TCTC serves on the Topanga Emergency Task Force that wrote the Topanga Survival Guide, and is now assisting the county with the updated version. Additionally, it facilitates the Adopt-A-Highway program; promotes the Historical Societys book, The Topanga Story; promotes the Beach Bus program; works with the county to maintain and clear trash from the Boulevard; and assists T-CEP and the Disaster Response Team (DRT).
We are also working with the Water District committee on the 13-year plan for Water District 29, says Sledge, to find ways of updating and funding the continuing amount of infrastructure repair that needs to be done.
Its not just about rate hikes but getting grants and special funding over that 13-year period. Zevs office has really maintained Topanga far above par through upgrades, installing water lines and infrastructure to serve the needs of the community.
FRIENDS OF THE COUNCIL
Becca Barkin, who heads Friends of the Council, says they are looking for one-event volunteers for individual projects, e.g., Canyon development watchdogs; access card events to refer people and take photos; website projects; volunteers for the Stream Team, etc. There are people who just support the graffiti program (tagging comes and goes in waves).
By partitioning out small segments of a big project, says Sledge, it helps us to better manage the volunteer projects under our banner. Currently, there are only about 15 to 20 Friends on the Council. Having Friends of the Council was the smartest move we ever made, Sledge said. You dont vote, you dont go to meetings but still participate in furthering our projects and programs and people love doing that. Its growing.

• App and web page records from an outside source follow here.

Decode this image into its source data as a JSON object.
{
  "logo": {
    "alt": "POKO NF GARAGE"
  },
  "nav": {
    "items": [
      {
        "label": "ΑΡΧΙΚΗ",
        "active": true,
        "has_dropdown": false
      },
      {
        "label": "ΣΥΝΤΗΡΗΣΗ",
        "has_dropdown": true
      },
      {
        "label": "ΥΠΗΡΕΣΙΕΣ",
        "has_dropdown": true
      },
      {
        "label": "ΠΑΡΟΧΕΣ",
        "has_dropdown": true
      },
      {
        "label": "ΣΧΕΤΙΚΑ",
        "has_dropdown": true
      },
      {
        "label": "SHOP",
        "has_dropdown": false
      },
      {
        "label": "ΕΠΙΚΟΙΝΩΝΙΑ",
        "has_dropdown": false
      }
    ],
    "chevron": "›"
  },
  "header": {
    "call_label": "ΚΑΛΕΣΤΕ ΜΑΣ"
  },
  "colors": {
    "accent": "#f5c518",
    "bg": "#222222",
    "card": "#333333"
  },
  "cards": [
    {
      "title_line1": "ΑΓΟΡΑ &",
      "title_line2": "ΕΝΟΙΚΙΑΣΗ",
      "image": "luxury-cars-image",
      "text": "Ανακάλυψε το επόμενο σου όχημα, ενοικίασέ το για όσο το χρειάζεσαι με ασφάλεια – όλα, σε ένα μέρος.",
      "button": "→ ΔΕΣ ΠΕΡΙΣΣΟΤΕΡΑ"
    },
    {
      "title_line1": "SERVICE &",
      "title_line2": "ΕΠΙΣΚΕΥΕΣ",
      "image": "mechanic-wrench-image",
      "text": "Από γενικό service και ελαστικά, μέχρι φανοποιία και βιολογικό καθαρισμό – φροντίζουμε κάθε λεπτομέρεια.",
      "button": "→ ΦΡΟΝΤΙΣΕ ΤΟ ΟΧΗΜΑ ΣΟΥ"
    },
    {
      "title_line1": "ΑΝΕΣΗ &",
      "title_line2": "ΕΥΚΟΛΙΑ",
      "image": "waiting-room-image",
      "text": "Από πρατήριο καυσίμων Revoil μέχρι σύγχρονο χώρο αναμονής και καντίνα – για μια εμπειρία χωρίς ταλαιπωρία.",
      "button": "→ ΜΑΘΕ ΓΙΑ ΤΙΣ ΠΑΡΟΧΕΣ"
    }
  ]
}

TCTC has worked hard to create some structure to the organization and has set a five-year completion goal to ensure its longevity and ease the way for those who, in the future, will stand on the shoulders of the current members' accomplishments.
I could not have led this organization the past four years without each of our Town Council Board Members dedication, passion and indispensable expertise, Sledge concluded, anticipating, perhaps, the day when she can proudly pass the baton.